    Okay. So now what about Milankovitch cycles? Every few thousand years the Earth’s magnetic field changes intensity and reverses, with the north and south poles abruptly flipping. We’re due for one, aren’t we. Because this would kind of make sense about the Mayan (or Aztec or whichever group you would like to give credit to first) Calendar ending in 2012. The next several years notes the accelerated change in the obliquity, setting up for the Milankovitch flip, restarting the clock for when the magnetic poles flip. When the obliquity hits zero, what happens? The Earth stops, solar radiation races through, the Moon keeps going, let’s say it drops down or zooms to the next Star’s gravitational field, and when it reaches the end of its tether with Earth, that’s the powerful force, because of the interconnection – think tidal waves, that causes the Earth to restart as it will be swung around the Moon’s (or the Moon around the Earth, or both?) thus allowing for the reversal in polarity. Yes?

  29. #29 aaron
    November 14, 2016

    why does he have a beard and why, just why. the moon and the sun is getting closer by the hour, we are all going to die!

  30. #30 PJ
    Perth, west Oz
    November 15, 2016
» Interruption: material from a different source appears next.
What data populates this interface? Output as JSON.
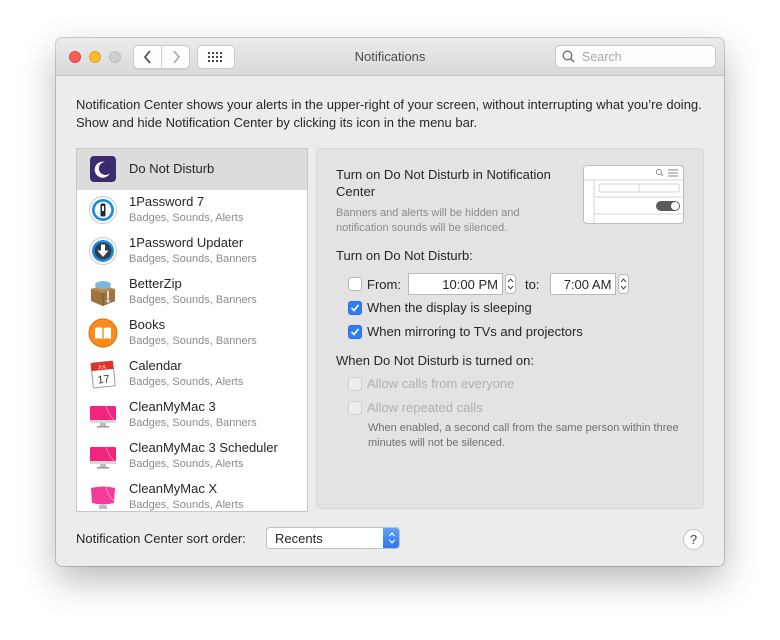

    Too many flies up y’ nose, AAron; BIG blowies. Need to keep further away from th’ cows.
    { ; > }

  31. #31 sense
    March 11, 2017

    There is no axial tilt im afraid, its never been observed, this is just math based on the axiom that we orbit the sun, which obviously is not the case in reality.
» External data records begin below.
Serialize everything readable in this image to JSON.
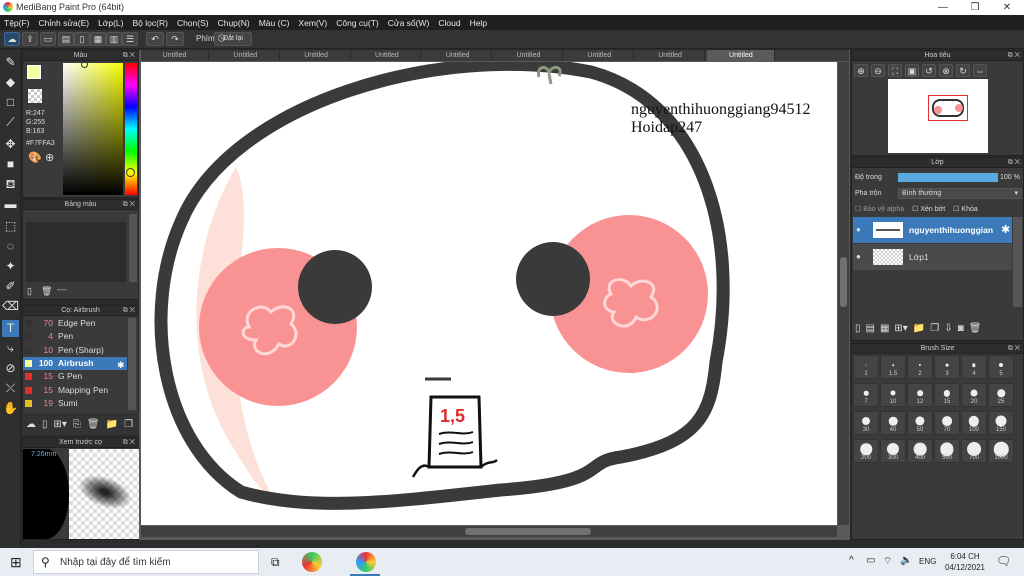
{
  "window": {
    "title": "MediBang Paint Pro (64bit)",
    "minimize": "—",
    "maximize": "❐",
    "close": "✕"
  },
  "menu": [
    "Tệp(F)",
    "Chỉnh sửa(E)",
    "Lớp(L)",
    "Bộ lọc(R)",
    "Chọn(S)",
    "Chụp(N)",
    "Màu (C)",
    "Xem(V)",
    "Công cụ(T)",
    "Cửa sổ(W)",
    "Cloud",
    "Help"
  ],
  "toolbar": {
    "phim_label": "Phím",
    "reset_label": "Đặt lại"
  },
  "tabs": [
    "Untitled",
    "Untitled",
    "Untitled",
    "Untitled",
    "Untitled",
    "Untitled",
    "Untitled",
    "Untitled",
    "Untitled"
  ],
  "color_panel": {
    "title": "Màu",
    "r": "R:247",
    "g": "G:255",
    "b": "B:163",
    "hex": "#F7FFA3",
    "fg_color": "#F7FFA3",
    "accent": "#3b79b8"
  },
  "palette_panel": {
    "title": "Bảng màu",
    "footer": "----",
    "colors": [
      "#000000",
      "#404040",
      "#808080",
      "#c0c0c0",
      "#ff0000",
      "#ff8080",
      "#ffffff",
      "#ffd0d0",
      "#ff8080",
      "#c04040",
      "#404040",
      "#808080",
      "#c0ffc0",
      "#00c000",
      "#0000ff",
      "#00ffff",
      "#ff8000",
      "#ffc080",
      "#ffffff",
      "#c0c0c0"
    ]
  },
  "brush_panel": {
    "title": "Cọ: Airbrush",
    "items": [
      {
        "num": "70",
        "name": "Edge Pen",
        "color": "#333333"
      },
      {
        "num": "4",
        "name": "Pen",
        "color": "#333333"
      },
      {
        "num": "10",
        "name": "Pen (Sharp)",
        "color": "#333333"
      },
      {
        "num": "100",
        "name": "Airbrush",
        "color": "#f7ffa3"
      },
      {
        "num": "15",
        "name": "G Pen",
        "color": "#e03030"
      },
      {
        "num": "15",
        "name": "Mapping Pen",
        "color": "#e03030"
      },
      {
        "num": "19",
        "name": "Sumi",
        "color": "#e0c020"
      }
    ]
  },
  "preview_panel": {
    "title": "Xem trước cọ",
    "size": "7.26mm"
  },
  "canvas": {
    "watermark_line1": "nguyenthihuonggiang94512",
    "watermark_line2": "Hoidap247",
    "drawn_number": "1,5"
  },
  "navigator": {
    "title": "Hoa tiêu"
  },
  "layer_panel": {
    "title": "Lớp",
    "opacity_label": "Độ trong",
    "opacity_value": "100 %",
    "blend_label": "Pha trộn",
    "blend_value": "Bình thường",
    "protect_alpha": "Bảo vệ alpha",
    "clipping": "Xén bớt",
    "lock": "Khóa",
    "layers": [
      "nguyenthihuonggian",
      "Lớp1"
    ]
  },
  "brush_size_panel": {
    "title": "Brush Size",
    "sizes": [
      "1",
      "1.5",
      "2",
      "3",
      "4",
      "5",
      "7",
      "10",
      "12",
      "15",
      "20",
      "25",
      "30",
      "40",
      "50",
      "70",
      "100",
      "150",
      "200",
      "300",
      "400",
      "500",
      "700",
      "1000"
    ]
  },
  "taskbar": {
    "search_placeholder": "Nhập tại đây để tìm kiếm",
    "language": "ENG",
    "time": "6:04 CH",
    "date": "04/12/2021"
  }
}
    Axioms are statements that we make up and declare to be true. There is no need to appeal to any higher power, we invent the rules and we call the rules axioms.

    Math is invented and has nothing to do with the outside universe. It is a playground of human abstraction and critical thinking, and is at best inspired by the things we see around us.

    The mathematical value of something is not its truthiness. The mathematical value of something is how interesting it is. Being true is not a thing that mathematics works with, we work with being consistent with the axioms we’ve invented and decided to be true.